Eligible participants were aged 40 years or older. Data for the period ranging from Jan. 1, 1989 through July 31, 2017 underwent analysis.

Exposure of statin users was defined as people who were ever prescribed a statin two or more times during the study period,” Wei said. “The date of the first prescription date was considered the index date.”

The matched control group was comprised of individuals who had never been prescribed statins.

“Statins were categorized as low intensity, medium intensity, and high intensity according to their lipid lowering potency,” Wei said.

The primary outcome was at least one record of total or partial knee or hip joint replacement. The researchers further broke down outcomes into replacement due to OA or RA. Participants were followed from index date to first joint replacement.

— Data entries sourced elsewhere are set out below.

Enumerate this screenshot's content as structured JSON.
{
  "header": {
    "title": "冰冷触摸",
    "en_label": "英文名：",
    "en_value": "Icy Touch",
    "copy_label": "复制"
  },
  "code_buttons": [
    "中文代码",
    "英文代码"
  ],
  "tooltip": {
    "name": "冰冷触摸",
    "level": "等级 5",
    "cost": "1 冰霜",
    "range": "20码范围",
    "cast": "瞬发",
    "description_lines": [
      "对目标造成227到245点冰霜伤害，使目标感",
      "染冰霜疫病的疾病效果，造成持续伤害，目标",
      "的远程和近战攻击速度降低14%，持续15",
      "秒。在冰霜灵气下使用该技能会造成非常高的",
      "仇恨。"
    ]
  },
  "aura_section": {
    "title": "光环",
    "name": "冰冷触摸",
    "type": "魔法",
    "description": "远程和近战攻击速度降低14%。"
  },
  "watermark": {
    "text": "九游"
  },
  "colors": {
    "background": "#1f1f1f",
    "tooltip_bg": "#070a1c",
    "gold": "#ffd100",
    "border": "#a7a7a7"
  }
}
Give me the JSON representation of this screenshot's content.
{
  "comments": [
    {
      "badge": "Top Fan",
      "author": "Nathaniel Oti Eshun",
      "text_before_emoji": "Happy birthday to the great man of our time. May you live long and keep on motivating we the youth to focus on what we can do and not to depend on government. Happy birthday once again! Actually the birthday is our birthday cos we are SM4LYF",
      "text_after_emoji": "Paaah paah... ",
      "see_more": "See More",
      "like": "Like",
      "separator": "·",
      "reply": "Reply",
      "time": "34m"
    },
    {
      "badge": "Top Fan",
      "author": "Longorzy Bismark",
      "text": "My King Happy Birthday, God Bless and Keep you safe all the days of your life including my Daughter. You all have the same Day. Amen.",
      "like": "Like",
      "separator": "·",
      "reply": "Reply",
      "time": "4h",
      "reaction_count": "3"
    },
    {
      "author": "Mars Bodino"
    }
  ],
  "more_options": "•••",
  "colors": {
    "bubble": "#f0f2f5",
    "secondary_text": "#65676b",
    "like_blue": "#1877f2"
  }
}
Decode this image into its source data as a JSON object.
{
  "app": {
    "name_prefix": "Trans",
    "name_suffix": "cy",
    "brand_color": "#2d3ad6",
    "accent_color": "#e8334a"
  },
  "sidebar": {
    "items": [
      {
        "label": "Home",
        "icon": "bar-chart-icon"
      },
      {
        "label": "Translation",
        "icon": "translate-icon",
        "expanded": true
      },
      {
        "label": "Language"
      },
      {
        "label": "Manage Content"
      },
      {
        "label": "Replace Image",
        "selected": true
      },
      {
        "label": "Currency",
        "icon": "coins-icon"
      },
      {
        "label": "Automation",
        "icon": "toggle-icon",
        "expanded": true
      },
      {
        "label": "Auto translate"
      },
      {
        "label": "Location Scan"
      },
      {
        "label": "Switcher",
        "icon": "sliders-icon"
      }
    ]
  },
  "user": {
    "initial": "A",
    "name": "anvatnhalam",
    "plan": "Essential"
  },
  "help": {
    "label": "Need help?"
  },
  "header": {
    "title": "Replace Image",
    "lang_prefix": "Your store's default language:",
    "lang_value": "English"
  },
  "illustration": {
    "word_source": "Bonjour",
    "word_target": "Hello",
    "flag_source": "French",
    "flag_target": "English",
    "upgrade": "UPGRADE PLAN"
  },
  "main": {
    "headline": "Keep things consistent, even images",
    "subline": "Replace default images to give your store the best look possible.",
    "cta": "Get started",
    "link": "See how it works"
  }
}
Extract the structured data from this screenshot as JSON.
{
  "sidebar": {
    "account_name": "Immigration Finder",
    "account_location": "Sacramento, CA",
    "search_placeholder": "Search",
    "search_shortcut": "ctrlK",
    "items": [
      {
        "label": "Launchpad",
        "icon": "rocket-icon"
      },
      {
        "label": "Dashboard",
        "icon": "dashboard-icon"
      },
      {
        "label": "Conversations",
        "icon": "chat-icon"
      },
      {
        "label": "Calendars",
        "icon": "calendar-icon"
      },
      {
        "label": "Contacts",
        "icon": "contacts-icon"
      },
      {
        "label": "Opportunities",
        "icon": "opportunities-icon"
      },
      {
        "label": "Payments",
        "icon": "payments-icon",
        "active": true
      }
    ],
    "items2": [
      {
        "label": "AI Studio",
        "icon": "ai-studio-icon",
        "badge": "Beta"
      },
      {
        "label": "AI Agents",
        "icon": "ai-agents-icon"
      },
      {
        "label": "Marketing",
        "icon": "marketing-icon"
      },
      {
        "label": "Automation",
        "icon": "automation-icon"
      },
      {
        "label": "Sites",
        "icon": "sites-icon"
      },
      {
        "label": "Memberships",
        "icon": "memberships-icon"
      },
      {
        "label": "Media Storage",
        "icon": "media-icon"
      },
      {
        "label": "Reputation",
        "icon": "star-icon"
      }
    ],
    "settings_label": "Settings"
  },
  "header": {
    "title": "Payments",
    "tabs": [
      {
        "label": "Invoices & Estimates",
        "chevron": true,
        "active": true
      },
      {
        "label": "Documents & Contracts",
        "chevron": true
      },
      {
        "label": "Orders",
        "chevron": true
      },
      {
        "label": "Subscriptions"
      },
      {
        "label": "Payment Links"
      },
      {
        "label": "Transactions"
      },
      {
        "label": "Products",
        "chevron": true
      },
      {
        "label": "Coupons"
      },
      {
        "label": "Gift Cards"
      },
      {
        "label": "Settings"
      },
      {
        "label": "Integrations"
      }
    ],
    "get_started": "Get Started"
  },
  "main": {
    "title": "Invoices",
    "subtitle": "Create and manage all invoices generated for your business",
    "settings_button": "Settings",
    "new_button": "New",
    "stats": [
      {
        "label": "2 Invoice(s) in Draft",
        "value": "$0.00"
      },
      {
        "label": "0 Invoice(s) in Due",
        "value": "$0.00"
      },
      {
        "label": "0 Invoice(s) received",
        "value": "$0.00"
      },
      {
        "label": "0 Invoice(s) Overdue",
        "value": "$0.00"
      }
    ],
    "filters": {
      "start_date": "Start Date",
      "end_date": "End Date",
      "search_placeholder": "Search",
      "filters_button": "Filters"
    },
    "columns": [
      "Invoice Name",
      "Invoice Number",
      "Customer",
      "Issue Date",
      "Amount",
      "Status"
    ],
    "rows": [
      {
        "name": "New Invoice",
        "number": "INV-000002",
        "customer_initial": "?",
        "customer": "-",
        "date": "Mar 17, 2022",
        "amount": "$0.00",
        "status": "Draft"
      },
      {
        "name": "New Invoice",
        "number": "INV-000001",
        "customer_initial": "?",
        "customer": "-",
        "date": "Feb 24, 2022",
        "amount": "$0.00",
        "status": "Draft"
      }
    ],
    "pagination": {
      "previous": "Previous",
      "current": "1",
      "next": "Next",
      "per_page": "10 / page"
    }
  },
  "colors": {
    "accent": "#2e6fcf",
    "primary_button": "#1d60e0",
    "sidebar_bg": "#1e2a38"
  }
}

Covariates included age, gender, lifestyle factors such as smoking or drinking, OA or RA duration, comorbidities, and other medications used.

Wei reported that overall statin use was significantly associated with lower risk of joint replacement in patients with RA (HR = 0.77; 95% CI, 0.63-0.94). “There were no significant associations between statin use and osteoarthritis,” she said.

High-dose statins were associated with lower risk of any joint replacement (HR = 0.86), joint replacement due to OA (HR = 0.79), and joint replacement due to RA (HR = .1), according to Wei.

“Statins may reduce the risk of joint replacement, especially given at high strength, and in people with rheumatoid arthritis,” Wei concluded. —by Rob Volansky

Reference:
Sarmanova A, et al. Abstract #77. Presented at: OARSI 2019 World Congress on Osteoarthritis; May 2-5; Toronto, Canada.

Disclosure: Wei reports no relevant financial disclosures.

    See more from Osteoarthritis Research Society International World Congress